About this task
Without any pictures, the records below should be reproduced exactly.

Website and app data records:

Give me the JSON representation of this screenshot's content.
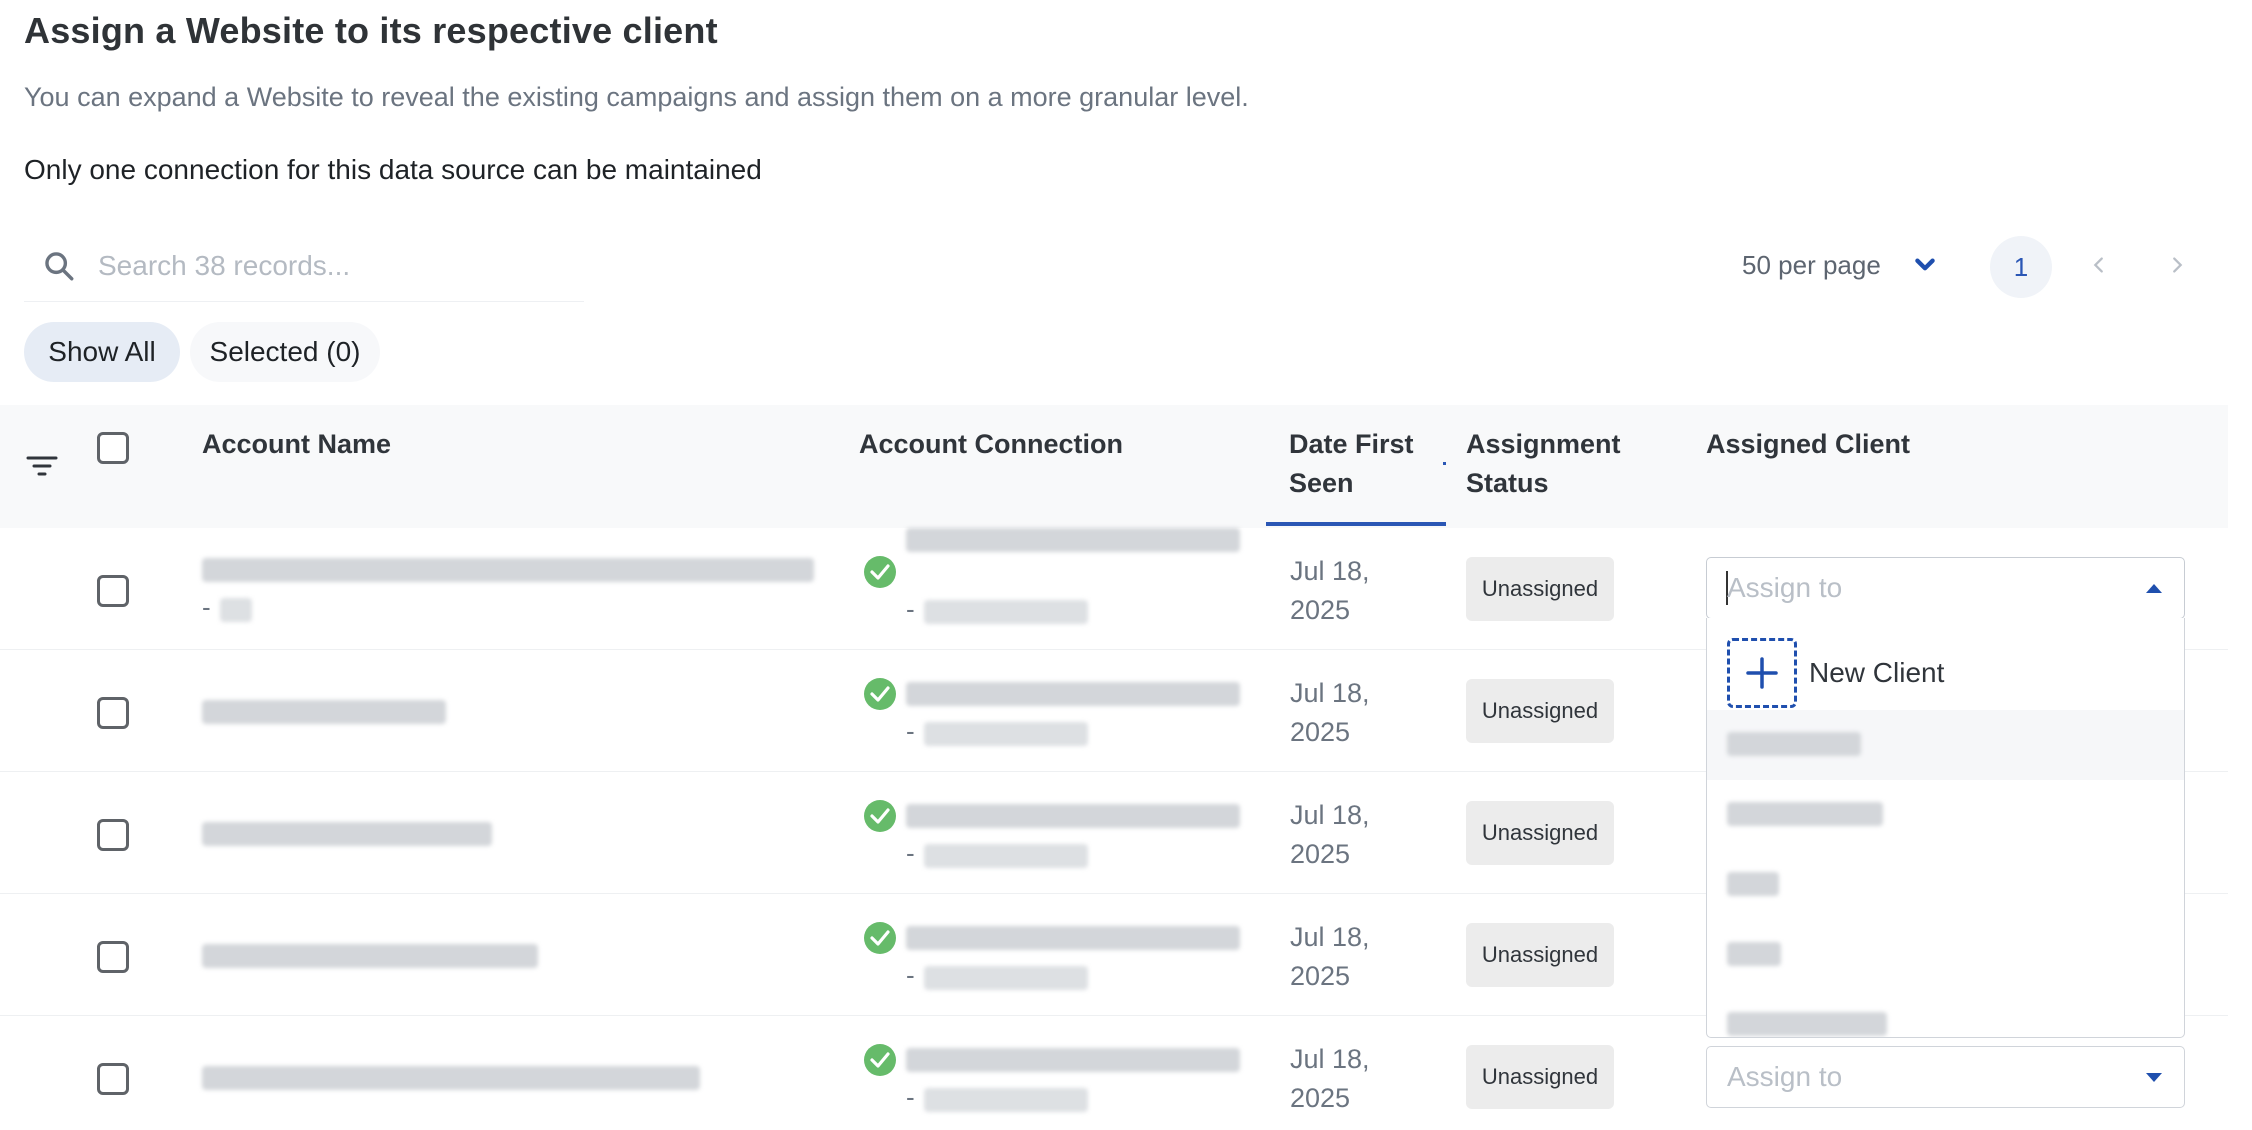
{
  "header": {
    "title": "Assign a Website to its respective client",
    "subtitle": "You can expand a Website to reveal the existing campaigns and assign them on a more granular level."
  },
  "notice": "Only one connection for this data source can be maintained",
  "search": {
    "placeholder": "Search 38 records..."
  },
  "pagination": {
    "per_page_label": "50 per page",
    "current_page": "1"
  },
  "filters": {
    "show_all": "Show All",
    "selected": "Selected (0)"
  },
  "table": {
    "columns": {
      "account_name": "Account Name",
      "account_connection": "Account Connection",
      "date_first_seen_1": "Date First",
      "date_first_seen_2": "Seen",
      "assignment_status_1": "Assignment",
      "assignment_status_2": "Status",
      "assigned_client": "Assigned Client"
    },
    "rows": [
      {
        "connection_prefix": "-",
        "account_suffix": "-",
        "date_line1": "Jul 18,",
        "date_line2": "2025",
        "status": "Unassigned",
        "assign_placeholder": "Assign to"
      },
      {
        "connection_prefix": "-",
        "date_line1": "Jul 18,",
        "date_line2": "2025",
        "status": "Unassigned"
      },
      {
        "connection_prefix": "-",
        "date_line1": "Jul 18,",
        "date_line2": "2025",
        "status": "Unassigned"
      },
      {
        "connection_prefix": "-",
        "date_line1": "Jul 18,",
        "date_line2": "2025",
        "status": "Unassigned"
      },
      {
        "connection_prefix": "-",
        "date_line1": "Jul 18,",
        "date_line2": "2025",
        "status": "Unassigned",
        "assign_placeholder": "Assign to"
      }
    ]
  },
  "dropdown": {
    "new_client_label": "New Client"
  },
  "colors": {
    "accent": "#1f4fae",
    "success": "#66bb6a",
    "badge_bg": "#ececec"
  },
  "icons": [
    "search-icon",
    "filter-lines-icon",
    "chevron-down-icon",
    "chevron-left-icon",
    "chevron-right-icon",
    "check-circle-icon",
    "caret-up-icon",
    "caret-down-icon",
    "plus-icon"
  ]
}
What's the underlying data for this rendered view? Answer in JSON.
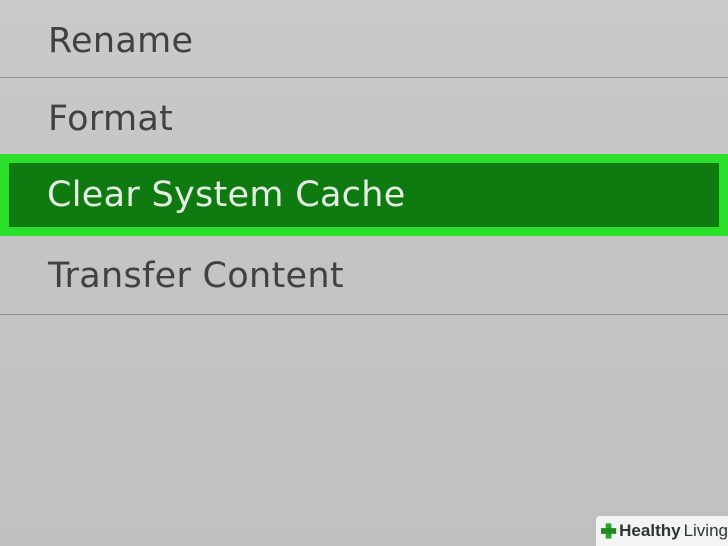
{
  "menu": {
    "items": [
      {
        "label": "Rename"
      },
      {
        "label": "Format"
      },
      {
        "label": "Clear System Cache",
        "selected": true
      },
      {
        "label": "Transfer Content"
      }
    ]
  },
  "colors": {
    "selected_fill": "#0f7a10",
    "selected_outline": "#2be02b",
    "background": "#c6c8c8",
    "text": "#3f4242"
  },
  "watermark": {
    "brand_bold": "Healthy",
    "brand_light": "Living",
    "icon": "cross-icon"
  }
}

Response box
Give me the JSON representation of this screenshot's content.
{
  "header": {
    "title": "Assign a Website to its respective client",
    "subtitle": "You can expand a Website to reveal the existing campaigns and assign them on a more granular level."
  },
  "notice": "Only one connection for this data source can be maintained",
  "search": {
    "placeholder": "Search 38 records..."
  },
  "pagination": {
    "per_page_label": "50 per page",
    "current_page": "1"
  },
  "filters": {
    "show_all": "Show All",
    "selected": "Selected (0)"
  },
  "table": {
    "columns": {
      "account_name": "Account Name",
      "account_connection": "Account Connection",
      "date_first_seen_1": "Date First",
      "date_first_seen_2": "Seen",
      "assignment_status_1": "Assignment",
      "assignment_status_2": "Status",
      "assigned_client": "Assigned Client"
    },
    "rows": [
      {
        "connection_prefix": "-",
        "account_suffix": "-",
        "date_line1": "Jul 18,",
        "date_line2": "2025",
        "status": "Unassigned",
        "assign_placeholder": "Assign to"
      },
      {
        "connection_prefix": "-",
        "date_line1": "Jul 18,",
        "date_line2": "2025",
        "status": "Unassigned"
      },
      {
        "connection_prefix": "-",
        "date_line1": "Jul 18,",
        "date_line2": "2025",
        "status": "Unassigned"
      },
      {
        "connection_prefix": "-",
        "date_line1": "Jul 18,",
        "date_line2": "2025",
        "status": "Unassigned"
      },
      {
        "connection_prefix": "-",
        "date_line1": "Jul 18,",
        "date_line2": "2025",
        "status": "Unassigned",
        "assign_placeholder": "Assign to"
      }
    ]
  },
  "dropdown": {
    "new_client_label": "New Client"
  },
  "colors": {
    "accent": "#1f4fae",
    "success": "#66bb6a",
    "badge_bg": "#ececec"
  },
  "icons": [
    "search-icon",
    "filter-lines-icon",
    "chevron-down-icon",
    "chevron-left-icon",
    "chevron-right-icon",
    "check-circle-icon",
    "caret-up-icon",
    "caret-down-icon",
    "plus-icon"
  ]
}
What's the underlying data for this rendered view? Answer in JSON.
{
  "menu": {
    "items": [
      {
        "label": "Rename"
      },
      {
        "label": "Format"
      },
      {
        "label": "Clear System Cache",
        "selected": true
      },
      {
        "label": "Transfer Content"
      }
    ]
  },
  "colors": {
    "selected_fill": "#0f7a10",
    "selected_outline": "#2be02b",
    "background": "#c6c8c8",
    "text": "#3f4242"
  },
  "watermark": {
    "brand_bold": "Healthy",
    "brand_light": "Living",
    "icon": "cross-icon"
  }
}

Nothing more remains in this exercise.